With unstable weather plaguing alpine climbers around Chamonix this winter, Lindic and Krajnc waited patiently for a window. Their first plan was to climb the Gousseault-Desmaison route on the north face of the Grandes Jorasses, but heard other climbers had the same plan. After hearing the news, they made a new plan to climb the harder route, Rolling Stones, a yet-to-be-freed aid route.

Approach: They approached on skis with big packs. They slept below the route and made a plan to free the entire route.

Day one: They free climbed “extremely steep” rock and ice until they were forced to “chisel out a ledge in a small section of ice to prepare for an uncomfortable night.”

Day two: After a sobering first day, the duo were “not very optimistic, tired, and the steepest part was still to come.” They climbed hard pitch after hard pitch until the crux. Lindic led the A3 crux, “The first part was straightforward with good protection. After an old rusty bolt the pitch steepened. To add to the challenge there were three huge loose blocks, a scary proposition since we were climbing with a single rope. Somewhat scared, I gingerly climbed up and around these blocks, choosing not to place any protection for a few metres. I could hear the blocks making strange noises as they shifted. After another few very careful minutes of climbing I was at the belay. Yes! I did it!”

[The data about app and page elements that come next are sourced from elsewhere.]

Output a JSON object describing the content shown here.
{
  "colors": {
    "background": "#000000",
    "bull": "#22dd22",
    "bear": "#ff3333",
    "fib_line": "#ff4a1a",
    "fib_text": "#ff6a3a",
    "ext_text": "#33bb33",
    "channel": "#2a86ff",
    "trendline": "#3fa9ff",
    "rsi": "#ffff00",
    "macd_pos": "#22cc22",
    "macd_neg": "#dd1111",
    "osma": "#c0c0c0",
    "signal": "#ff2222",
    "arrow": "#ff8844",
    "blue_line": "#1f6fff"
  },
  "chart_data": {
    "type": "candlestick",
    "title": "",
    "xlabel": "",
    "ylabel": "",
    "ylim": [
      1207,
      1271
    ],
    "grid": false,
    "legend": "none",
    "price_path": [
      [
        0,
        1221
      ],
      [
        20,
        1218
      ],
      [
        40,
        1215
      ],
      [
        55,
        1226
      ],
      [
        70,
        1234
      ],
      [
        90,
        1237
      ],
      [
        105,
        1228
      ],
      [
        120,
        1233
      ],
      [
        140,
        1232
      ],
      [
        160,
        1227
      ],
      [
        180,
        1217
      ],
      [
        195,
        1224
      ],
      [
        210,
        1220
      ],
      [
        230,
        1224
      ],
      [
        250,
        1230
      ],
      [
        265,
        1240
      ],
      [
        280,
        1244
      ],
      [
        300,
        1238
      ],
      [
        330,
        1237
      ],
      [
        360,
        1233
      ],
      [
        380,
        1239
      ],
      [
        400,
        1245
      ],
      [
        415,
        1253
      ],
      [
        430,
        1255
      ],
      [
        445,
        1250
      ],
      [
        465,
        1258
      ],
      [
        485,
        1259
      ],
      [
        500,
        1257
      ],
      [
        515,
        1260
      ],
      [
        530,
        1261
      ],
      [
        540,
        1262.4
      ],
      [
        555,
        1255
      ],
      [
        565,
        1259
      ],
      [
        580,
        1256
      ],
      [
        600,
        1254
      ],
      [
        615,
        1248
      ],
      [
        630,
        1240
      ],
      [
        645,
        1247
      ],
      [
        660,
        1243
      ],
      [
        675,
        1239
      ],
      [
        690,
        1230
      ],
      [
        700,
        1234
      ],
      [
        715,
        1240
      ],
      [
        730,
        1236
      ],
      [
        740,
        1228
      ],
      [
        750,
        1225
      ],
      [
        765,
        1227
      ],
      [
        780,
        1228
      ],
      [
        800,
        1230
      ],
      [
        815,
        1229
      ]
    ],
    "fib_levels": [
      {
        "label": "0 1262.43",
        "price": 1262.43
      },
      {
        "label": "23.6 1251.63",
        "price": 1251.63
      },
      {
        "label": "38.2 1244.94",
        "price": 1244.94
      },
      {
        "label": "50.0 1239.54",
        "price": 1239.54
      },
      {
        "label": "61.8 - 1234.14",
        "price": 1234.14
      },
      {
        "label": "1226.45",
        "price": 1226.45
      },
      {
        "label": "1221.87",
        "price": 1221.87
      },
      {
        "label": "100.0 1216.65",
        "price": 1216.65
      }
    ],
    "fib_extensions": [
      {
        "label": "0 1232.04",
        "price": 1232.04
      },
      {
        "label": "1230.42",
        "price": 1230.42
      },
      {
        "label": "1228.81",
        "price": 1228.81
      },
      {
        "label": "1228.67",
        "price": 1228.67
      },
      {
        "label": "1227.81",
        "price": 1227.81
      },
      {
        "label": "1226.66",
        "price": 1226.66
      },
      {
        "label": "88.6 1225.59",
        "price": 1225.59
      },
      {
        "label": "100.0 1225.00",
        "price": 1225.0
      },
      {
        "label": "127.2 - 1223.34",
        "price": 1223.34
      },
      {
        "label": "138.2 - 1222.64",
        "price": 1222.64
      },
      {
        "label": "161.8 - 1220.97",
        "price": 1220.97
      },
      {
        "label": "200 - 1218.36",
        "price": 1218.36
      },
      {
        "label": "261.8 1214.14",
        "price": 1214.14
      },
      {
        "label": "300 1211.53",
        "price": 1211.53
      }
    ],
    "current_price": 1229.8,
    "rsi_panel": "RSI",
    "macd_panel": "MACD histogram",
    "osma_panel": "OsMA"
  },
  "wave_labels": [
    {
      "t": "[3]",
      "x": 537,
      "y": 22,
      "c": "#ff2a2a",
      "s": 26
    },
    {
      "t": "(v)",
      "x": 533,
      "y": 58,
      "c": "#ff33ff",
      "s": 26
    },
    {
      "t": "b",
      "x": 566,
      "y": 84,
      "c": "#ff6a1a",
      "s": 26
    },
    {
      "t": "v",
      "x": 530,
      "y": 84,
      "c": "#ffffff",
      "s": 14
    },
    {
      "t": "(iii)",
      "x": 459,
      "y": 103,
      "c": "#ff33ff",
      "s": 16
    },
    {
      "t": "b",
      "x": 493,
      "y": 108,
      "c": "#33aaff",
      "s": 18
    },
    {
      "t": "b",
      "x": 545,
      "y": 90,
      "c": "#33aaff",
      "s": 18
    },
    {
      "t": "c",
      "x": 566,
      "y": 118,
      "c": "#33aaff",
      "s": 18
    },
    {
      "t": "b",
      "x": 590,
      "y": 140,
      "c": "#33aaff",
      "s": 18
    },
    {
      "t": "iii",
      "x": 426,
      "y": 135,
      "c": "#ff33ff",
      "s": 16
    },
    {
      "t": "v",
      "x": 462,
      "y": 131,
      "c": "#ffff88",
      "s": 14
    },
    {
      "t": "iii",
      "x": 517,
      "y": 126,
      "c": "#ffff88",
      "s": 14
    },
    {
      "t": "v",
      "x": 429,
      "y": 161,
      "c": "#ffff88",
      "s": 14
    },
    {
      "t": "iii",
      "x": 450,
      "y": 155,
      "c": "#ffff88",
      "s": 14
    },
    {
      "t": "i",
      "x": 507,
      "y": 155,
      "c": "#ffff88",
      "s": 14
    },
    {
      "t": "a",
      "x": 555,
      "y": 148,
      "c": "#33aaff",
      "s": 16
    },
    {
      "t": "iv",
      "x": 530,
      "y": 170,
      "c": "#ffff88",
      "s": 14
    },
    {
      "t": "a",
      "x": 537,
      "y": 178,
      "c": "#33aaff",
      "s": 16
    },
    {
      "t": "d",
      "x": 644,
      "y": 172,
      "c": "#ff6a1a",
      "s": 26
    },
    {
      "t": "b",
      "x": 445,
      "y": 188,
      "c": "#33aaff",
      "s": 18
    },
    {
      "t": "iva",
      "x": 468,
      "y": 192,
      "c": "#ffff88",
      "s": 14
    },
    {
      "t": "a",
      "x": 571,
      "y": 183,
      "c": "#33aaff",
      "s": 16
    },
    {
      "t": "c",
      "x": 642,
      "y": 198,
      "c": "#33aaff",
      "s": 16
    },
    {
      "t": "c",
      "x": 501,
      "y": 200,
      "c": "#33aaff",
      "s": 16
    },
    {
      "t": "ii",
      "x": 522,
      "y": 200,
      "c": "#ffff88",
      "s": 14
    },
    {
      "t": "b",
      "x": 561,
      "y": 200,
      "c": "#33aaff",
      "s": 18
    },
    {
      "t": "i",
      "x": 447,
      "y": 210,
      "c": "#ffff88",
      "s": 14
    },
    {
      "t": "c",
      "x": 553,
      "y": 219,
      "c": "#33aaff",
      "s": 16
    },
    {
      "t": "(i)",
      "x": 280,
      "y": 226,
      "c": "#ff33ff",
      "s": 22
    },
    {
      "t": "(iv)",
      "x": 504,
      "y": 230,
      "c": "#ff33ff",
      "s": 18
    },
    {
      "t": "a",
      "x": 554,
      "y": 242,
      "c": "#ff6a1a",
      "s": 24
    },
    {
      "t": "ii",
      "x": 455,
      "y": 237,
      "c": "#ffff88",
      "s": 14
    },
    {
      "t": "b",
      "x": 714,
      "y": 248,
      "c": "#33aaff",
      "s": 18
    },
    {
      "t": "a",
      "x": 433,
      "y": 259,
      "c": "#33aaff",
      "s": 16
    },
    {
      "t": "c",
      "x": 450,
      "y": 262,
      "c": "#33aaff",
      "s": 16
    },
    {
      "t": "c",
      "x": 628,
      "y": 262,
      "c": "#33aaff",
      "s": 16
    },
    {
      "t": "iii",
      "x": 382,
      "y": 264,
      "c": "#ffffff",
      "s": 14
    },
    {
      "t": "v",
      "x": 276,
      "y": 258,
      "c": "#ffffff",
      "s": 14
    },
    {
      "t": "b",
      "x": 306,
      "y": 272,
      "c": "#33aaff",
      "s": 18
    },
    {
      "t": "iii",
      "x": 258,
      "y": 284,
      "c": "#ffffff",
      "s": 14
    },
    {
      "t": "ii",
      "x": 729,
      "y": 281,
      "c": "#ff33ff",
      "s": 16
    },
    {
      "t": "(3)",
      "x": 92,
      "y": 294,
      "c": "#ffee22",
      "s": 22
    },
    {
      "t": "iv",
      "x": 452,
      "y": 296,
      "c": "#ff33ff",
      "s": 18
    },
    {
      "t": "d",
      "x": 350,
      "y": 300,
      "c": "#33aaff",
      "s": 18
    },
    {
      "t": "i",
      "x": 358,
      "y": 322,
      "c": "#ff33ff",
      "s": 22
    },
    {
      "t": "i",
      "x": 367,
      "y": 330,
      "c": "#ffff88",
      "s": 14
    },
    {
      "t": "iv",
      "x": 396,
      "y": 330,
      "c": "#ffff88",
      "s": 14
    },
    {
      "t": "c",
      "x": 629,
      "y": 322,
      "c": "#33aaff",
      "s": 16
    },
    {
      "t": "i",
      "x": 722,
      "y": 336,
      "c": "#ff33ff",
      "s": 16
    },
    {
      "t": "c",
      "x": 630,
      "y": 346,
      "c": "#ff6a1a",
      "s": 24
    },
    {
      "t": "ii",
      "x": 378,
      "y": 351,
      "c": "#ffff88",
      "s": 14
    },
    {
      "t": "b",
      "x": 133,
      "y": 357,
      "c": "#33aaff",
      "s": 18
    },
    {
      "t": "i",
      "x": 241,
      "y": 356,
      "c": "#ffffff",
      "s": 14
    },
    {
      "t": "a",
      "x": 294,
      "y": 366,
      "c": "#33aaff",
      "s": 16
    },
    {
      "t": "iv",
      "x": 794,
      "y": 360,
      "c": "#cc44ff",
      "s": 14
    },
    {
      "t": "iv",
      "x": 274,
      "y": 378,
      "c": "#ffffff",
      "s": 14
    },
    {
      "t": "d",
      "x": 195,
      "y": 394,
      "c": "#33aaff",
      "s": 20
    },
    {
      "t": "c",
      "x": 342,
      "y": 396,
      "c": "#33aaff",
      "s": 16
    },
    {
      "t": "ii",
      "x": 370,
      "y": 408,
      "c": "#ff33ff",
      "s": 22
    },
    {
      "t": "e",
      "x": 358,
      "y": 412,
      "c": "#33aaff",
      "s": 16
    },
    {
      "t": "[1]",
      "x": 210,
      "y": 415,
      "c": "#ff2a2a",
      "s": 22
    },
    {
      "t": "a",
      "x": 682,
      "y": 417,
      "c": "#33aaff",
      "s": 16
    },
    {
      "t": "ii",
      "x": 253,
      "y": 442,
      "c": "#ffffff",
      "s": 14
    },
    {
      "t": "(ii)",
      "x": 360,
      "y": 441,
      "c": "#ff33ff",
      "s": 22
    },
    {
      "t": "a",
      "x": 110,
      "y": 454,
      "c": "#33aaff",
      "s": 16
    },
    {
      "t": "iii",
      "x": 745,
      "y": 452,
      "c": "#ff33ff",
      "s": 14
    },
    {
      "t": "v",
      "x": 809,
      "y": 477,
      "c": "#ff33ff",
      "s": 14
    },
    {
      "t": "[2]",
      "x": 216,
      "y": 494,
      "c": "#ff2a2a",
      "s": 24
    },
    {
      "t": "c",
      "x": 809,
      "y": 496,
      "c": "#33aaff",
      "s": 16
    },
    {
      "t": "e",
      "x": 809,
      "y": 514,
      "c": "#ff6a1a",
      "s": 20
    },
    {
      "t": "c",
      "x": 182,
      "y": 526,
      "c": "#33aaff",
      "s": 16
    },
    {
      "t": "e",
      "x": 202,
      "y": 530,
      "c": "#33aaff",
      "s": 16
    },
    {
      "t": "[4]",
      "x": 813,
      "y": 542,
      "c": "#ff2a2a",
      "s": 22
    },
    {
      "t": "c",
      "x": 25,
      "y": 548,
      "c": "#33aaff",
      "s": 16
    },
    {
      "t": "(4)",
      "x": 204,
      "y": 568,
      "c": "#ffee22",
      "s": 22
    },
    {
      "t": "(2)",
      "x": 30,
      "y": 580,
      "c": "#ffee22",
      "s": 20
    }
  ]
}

Day three: The climbers awoke to worsening conditions but managed to reach the summit before nightfall and began their descent down the south face.

Day four: The fog was too thick and the climbers stayed another night.

Day five: The climbers awoke to blue-bird conditions and descended to Courmayeur.

” We made a first free ascent and managed to on-sight every pitch. We estimate that the hardest pitch is M8, with a scary section climbing over big loose blocks. At least three other pitches are in the M7 range, and several others around M6. However, and as always, numbers do not tell the whole story.”

An impressive alpine-style ascent using minimum protection. For more photos and the entire story, visit here.

Looking up Grandes Jorasses  PhotoLuka Lindic

Looking up Grandes Jorasses PhotoLuka Lindic

Topo by Luka Lindic and Luka Krajnc

Topo by Luka Lindic and Luka Krajnc 

Photo Luka Lindic

Photo Luka Lindic

Looking up on the final day in bad weather Photo Luka Krajnc

Looking up on the final day in bad weather Photo Luka Krajnc

Source: Petzl